What’s a Baking Dish?

The term “baking dish” typically refers to an oven-safe rectangular dish made out of glass, stoneware or porcelain. Baking dishes also come in oval and square shapes, and they vary in size and depth.

Glass, stoneware and porcelain don’t conduct heat very well, so they take a while to heat up. But once hot, a baking dish will distribute heat more evenly. It’s also important to remember that a baking dish has the ability to shatter. Be sure you’re not putting a cold baking dish in a hot oven or using the broil setting to add intense heat.

What’s a Baking Dish Best For?

Reserve baking dishes for desserts such as fruit crisps, cobblers and bread pudding. A baking dish is also perfect for savory dishes such as casseroles, potatoes au gratin, enchiladas and quiche.

What’s a Baking Pan?

A baking pan refers to bakeware made out of metal, often aluminum. Aluminum is one of the best metal options for conducting heat, so the pan gets hot quickly. As the pan heats up, it transfers the heat to what you’re baking. Baking pans can withstand higher temps and come in a huge variety of shapes and sizes, including multiple sizes of rounds, squares, rectangles, Bundts and cupcake pans.

What’s a Baking Pan Best For?

Because of its heat conductivity, a baking pan is great for recipes when you need a bit of browning. Most commonly, a baking pan will be used for cakes, but you can also use a baking pan for treats such as brownies, muffins and breads. Use baking pans for savory items such as meatloaf and roast vegetables as well.

Just be sure to consider acidity when making your decision. If your dish includes acidic fruits or vegetables, which can react with metal, consider making the switch to a baking dish for best results.

Here’s one final note from the Taste of Home Test Kitchen: If a recipe calls for a baking pan, we mean for the pan to be metal. If we call for a baking dish, it should be glass or ceramic.

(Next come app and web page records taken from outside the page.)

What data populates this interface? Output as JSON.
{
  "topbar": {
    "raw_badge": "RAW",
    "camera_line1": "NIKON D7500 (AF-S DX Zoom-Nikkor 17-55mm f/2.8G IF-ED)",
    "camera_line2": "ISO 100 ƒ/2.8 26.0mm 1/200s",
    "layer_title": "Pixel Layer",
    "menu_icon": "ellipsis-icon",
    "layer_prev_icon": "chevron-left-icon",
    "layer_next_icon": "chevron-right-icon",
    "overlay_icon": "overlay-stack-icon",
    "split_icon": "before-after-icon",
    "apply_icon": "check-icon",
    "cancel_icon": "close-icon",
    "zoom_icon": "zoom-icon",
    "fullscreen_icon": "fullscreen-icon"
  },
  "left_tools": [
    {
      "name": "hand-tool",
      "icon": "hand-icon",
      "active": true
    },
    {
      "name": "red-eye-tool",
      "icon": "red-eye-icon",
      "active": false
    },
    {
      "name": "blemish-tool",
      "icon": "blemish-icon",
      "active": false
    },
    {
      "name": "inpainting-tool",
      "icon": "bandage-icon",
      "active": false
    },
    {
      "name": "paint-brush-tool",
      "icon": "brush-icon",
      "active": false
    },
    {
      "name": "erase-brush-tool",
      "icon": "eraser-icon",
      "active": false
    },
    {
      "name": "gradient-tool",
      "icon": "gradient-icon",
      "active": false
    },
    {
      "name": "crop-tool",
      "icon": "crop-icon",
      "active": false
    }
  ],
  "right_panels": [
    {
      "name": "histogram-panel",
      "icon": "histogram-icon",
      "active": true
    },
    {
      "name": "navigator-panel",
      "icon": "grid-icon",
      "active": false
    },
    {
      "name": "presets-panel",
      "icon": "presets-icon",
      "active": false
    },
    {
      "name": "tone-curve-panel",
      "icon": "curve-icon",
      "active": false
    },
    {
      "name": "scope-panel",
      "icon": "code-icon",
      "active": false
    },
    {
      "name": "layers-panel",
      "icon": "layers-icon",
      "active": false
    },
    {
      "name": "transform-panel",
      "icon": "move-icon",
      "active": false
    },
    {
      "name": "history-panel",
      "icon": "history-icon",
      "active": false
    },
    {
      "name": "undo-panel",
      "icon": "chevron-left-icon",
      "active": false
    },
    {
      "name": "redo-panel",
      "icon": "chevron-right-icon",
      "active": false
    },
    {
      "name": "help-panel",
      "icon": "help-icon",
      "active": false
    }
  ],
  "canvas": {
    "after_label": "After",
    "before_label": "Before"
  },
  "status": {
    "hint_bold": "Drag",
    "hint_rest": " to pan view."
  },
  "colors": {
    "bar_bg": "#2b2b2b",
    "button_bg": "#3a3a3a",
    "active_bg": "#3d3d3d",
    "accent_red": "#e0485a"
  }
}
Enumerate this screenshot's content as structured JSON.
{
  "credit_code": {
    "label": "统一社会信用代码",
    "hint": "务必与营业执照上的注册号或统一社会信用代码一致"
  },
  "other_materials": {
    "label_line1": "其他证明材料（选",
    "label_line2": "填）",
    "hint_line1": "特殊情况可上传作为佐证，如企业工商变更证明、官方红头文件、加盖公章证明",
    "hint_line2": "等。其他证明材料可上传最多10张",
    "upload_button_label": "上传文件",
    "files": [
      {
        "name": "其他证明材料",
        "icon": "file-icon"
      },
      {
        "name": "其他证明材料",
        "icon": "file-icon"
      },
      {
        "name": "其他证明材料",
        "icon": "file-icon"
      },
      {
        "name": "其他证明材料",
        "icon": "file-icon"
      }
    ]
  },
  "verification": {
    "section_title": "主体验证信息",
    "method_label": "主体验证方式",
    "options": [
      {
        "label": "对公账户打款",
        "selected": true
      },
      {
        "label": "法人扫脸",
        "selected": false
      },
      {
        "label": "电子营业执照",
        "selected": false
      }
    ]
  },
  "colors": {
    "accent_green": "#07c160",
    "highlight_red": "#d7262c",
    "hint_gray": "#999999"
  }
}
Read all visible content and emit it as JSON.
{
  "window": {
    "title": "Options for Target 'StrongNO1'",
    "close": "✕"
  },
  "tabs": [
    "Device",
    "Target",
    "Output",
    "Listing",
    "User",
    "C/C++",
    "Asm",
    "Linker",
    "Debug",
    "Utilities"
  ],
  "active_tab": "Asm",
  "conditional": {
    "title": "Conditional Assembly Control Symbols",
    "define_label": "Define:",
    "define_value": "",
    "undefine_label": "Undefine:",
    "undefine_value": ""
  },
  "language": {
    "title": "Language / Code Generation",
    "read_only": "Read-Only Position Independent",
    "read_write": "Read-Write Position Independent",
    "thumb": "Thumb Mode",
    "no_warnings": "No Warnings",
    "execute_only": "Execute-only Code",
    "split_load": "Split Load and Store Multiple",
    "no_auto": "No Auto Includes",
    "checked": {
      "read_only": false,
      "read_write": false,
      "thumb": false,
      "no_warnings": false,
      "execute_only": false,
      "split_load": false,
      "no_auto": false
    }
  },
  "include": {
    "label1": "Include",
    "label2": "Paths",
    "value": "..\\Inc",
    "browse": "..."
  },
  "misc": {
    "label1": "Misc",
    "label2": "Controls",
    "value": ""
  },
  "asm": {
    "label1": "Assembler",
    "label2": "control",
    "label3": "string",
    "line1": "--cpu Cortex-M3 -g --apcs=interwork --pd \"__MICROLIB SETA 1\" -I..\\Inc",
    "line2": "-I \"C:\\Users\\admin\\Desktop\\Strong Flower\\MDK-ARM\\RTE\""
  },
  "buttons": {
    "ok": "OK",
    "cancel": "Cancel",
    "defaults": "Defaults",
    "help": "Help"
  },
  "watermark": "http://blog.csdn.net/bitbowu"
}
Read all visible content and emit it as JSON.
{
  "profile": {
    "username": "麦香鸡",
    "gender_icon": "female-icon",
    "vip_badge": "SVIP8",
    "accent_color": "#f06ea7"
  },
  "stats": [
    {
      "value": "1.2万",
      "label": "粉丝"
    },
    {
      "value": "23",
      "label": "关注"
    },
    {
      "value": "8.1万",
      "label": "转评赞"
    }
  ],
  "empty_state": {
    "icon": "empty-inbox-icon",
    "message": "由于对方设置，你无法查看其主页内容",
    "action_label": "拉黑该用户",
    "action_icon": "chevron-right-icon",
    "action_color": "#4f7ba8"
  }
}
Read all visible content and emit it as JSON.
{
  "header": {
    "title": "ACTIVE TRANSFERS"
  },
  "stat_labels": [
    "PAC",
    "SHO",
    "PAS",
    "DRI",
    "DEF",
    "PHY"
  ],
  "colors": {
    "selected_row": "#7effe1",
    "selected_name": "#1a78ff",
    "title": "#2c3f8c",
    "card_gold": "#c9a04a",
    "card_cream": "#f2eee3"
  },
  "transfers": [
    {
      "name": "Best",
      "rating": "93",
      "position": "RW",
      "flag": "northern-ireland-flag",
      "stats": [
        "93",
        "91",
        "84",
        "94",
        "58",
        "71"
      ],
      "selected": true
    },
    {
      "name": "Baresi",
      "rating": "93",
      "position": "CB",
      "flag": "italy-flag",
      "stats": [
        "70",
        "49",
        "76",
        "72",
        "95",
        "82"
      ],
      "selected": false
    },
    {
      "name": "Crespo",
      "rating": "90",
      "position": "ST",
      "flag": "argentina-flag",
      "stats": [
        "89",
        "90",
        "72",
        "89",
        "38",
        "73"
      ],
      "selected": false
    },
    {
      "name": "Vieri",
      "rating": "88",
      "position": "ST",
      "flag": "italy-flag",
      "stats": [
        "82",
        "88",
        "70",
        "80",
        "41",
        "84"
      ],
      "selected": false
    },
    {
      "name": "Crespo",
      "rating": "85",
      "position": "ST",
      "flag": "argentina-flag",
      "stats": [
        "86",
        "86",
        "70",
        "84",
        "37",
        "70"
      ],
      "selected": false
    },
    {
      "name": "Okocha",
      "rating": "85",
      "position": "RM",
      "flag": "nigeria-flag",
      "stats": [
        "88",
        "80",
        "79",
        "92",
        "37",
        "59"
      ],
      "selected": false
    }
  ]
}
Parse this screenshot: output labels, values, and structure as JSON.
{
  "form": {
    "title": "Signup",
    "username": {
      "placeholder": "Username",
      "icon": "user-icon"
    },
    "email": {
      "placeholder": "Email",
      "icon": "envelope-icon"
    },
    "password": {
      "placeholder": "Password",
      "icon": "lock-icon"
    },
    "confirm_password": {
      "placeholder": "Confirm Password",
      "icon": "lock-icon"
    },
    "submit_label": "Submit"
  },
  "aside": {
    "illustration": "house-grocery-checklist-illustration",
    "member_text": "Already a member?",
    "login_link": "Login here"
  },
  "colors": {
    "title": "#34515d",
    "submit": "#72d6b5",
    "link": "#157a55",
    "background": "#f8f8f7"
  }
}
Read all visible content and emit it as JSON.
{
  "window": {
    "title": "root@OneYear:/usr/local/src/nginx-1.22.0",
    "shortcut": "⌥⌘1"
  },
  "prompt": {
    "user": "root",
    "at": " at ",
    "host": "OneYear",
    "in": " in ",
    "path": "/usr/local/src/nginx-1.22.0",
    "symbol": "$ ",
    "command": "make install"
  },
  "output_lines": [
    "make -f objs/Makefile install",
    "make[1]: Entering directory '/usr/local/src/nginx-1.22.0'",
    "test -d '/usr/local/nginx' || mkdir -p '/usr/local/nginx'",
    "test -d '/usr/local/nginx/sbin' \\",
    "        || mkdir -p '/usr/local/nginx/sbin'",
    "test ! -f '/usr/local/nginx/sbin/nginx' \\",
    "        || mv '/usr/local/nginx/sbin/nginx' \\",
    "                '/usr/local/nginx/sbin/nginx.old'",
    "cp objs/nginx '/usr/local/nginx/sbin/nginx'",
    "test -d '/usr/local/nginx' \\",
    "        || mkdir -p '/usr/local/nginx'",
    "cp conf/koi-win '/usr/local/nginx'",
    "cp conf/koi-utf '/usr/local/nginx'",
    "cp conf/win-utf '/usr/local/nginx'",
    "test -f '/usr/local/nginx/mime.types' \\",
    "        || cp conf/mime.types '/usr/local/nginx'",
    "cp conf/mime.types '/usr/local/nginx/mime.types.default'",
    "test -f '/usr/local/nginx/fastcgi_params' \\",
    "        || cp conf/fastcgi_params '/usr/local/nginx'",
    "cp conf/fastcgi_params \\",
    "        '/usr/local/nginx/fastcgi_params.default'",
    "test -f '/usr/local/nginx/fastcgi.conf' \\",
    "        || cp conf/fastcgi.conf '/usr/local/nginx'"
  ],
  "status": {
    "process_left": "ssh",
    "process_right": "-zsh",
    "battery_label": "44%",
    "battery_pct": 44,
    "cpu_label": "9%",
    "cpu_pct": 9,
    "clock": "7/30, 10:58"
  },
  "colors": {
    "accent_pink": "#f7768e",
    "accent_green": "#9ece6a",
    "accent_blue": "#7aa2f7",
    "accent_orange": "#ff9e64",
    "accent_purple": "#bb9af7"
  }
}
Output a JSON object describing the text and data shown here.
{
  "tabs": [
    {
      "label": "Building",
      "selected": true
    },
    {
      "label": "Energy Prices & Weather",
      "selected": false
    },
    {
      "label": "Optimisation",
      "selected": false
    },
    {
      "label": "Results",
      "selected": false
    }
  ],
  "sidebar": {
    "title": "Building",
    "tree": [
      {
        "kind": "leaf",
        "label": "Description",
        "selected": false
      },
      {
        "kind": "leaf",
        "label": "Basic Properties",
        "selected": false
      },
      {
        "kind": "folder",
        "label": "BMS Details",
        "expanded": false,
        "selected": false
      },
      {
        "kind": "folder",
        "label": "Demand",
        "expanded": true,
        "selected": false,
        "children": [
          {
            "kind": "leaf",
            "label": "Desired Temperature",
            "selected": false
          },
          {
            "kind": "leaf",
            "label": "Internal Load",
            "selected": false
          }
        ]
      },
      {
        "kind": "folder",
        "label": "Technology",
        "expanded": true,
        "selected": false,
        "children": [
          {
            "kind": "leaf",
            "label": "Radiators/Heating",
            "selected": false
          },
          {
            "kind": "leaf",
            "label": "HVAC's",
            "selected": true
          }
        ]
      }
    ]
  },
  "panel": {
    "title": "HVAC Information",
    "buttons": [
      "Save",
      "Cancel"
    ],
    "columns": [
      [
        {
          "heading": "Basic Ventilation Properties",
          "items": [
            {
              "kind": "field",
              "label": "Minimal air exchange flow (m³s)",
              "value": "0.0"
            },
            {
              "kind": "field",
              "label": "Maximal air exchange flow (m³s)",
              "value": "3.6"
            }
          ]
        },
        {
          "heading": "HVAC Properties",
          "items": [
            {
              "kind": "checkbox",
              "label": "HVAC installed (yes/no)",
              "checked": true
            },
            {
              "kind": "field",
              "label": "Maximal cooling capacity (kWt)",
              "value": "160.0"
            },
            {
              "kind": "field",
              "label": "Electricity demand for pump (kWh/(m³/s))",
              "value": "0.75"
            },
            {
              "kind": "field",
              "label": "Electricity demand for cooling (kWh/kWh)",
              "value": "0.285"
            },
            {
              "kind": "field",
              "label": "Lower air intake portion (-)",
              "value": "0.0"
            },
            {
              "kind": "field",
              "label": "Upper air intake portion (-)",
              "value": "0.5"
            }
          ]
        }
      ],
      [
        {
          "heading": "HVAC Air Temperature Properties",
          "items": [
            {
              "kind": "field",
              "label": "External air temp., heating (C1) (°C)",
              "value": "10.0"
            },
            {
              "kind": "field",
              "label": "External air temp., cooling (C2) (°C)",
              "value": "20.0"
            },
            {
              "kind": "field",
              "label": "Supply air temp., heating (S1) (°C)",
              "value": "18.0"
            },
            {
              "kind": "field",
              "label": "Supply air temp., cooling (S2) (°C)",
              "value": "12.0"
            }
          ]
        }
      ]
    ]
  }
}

Molly Allen
Molly Allen is a previous bakery owner and former event planner. Now, a freelance writer and editor focused on food and beverage, lifestyle, travel and parties, she brings her years of experience and industry knowledge to readers across a variety of platforms.